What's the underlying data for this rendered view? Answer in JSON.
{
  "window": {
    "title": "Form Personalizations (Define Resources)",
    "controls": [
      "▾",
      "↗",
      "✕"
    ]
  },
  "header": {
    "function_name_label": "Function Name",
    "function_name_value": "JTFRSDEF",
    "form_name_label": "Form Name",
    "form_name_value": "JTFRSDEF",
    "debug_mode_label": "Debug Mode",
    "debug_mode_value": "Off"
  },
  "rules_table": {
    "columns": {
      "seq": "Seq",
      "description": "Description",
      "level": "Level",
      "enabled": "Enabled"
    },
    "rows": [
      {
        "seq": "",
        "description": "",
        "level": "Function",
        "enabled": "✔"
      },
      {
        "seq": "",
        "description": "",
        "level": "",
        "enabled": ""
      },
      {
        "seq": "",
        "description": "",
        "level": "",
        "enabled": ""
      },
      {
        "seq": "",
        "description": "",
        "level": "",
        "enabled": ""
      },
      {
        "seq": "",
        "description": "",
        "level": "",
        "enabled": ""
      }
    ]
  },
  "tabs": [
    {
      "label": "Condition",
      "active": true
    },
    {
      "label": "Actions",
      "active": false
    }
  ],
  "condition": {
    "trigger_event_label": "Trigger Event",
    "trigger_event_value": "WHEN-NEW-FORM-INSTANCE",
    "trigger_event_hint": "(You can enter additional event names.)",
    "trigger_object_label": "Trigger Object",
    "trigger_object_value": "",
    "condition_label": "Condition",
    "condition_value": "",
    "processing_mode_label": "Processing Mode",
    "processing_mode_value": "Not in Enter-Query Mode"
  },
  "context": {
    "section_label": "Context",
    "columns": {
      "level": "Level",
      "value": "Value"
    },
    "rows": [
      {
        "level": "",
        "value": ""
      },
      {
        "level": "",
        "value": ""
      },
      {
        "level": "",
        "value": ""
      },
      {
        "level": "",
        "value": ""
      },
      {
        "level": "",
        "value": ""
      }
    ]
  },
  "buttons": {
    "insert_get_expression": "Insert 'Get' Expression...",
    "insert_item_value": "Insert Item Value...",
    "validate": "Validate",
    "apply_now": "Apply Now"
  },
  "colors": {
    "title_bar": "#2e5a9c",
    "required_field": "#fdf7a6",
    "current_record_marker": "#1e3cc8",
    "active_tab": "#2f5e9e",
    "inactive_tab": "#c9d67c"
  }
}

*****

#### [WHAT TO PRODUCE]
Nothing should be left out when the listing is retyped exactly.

#### [RESULT]
What's the underlying data for this rendered view? Answer in JSON.
{
  "window": {
    "title": "Form Personalizations (Define Resources)",
    "controls": [
      "▾",
      "↗",
      "✕"
    ]
  },
  "header": {
    "function_name_label": "Function Name",
    "function_name_value": "JTFRSDEF",
    "form_name_label": "Form Name",
    "form_name_value": "JTFRSDEF",
    "debug_mode_label": "Debug Mode",
    "debug_mode_value": "Off"
  },
  "rules_table": {
    "columns": {
      "seq": "Seq",
      "description": "Description",
      "level": "Level",
      "enabled": "Enabled"
    },
    "rows": [
      {
        "seq": "",
        "description": "",
        "level": "Function",
        "enabled": "✔"
      },
      {
        "seq": "",
        "description": "",
        "level": "",
        "enabled": ""
      },
      {
        "seq": "",
        "description": "",
        "level": "",
        "enabled": ""
      },
      {
        "seq": "",
        "description": "",
        "level": "",
        "enabled": ""
      },
      {
        "seq": "",
        "description": "",
        "level": "",
        "enabled": ""
      }
    ]
  },
  "tabs": [
    {
      "label": "Condition",
      "active": true
    },
    {
      "label": "Actions",
      "active": false
    }
  ],
  "condition": {
    "trigger_event_label": "Trigger Event",
    "trigger_event_value": "WHEN-NEW-FORM-INSTANCE",
    "trigger_event_hint": "(You can enter additional event names.)",
    "trigger_object_label": "Trigger Object",
    "trigger_object_value": "",
    "condition_label": "Condition",
    "condition_value": "",
    "processing_mode_label": "Processing Mode",
    "processing_mode_value": "Not in Enter-Query Mode"
  },
  "context": {
    "section_label": "Context",
    "columns": {
      "level": "Level",
      "value": "Value"
    },
    "rows": [
      {
        "level": "",
        "value": ""
      },
      {
        "level": "",
        "value": ""
      },
      {
        "level": "",
        "value": ""
      },
      {
        "level": "",
        "value": ""
      },
      {
        "level": "",
        "value": ""
      }
    ]
  },
  "buttons": {
    "insert_get_expression": "Insert 'Get' Expression...",
    "insert_item_value": "Insert Item Value...",
    "validate": "Validate",
    "apply_now": "Apply Now"
  },
  "colors": {
    "title_bar": "#2e5a9c",
    "required_field": "#fdf7a6",
    "current_record_marker": "#1e3cc8",
    "active_tab": "#2f5e9e",
    "inactive_tab": "#c9d67c"
  }
}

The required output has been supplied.